Word of the bombing reached Martin Luther King in Atlanta as he was about to step up to the Ebenezer Baptist Church pulpit. “Dear God, why?” he had silently asked. Then he appealed to secular powers, writing President John F. Kennedy that unless “immediate federal steps are taken,” the “worst racial holocaust this nation has ever seen” would come to pass in Alabama. His telegram to Gov. George Wallace charged, “The blood of our little children is on your hands.”

King prepared to go back to Birmingham, to another riot scene. The now-familiar assortment of law enforcement officials stood guard with their shotguns at the Sixteenth Street Baptist Church while two FBI lab men flown down on a military jet sifted through the debris.

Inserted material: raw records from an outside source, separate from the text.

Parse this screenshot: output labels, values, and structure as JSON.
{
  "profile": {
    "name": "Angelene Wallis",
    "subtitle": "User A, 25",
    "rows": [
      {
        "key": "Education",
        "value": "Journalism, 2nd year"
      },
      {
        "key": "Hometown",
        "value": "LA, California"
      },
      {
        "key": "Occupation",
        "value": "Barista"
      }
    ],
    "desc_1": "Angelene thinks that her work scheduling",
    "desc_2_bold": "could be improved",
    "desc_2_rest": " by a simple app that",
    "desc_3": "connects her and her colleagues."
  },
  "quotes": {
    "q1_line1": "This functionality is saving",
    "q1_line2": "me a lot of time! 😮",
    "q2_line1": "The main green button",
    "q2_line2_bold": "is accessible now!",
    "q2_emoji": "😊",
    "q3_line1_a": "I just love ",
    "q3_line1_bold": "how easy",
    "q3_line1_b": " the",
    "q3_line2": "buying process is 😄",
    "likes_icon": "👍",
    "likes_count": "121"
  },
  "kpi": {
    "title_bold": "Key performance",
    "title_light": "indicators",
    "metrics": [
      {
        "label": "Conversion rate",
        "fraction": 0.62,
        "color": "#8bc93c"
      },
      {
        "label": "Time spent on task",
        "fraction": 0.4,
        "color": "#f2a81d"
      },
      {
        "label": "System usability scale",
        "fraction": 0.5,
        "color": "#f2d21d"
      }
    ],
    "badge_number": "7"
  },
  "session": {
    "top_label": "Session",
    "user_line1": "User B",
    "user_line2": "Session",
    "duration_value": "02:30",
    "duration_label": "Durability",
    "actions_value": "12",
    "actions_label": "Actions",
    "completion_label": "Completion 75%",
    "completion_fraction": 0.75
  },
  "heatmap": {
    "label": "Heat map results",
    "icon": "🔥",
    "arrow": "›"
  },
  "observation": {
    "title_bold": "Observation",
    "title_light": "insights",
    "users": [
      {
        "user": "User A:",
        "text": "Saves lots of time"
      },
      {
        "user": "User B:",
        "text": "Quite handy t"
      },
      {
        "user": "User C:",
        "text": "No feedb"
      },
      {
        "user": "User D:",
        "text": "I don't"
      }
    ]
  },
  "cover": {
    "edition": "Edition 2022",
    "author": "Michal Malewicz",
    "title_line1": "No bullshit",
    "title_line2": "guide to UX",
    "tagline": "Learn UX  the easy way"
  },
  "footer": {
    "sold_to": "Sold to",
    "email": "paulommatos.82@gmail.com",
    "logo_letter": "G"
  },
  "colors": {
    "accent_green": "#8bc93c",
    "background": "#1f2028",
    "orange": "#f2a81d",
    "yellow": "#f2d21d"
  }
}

One of the stained-glass windows had survived the explosion. Only the face of Jesus had been blown out.

Prosecutions in the killings of Denise McNair, Addie Mae Collins, Cynthia Morris Wesley and Carole Robertson were delayed by the reluctance of witnesses and a dearth of physical evidence. One suspect died in 1994 without having been charged; three others were convicted of murder between 1977 and 2002.

From Carry Me Home, by Diance McWhorter. Copyright © 2001 by Diance McWhorter. Reprinted by permission of Simon & Schuster, Inc.

A native of Birmingham, Alabama, Diane McWhorter is the author of Carry Me Home, an account of “the climactic battle of the civil rights revolution” in her hometown in 1963, which won the 2002 Pulitzer Prize for general nonfiction.


Comment on this Story

comments powered by Disqus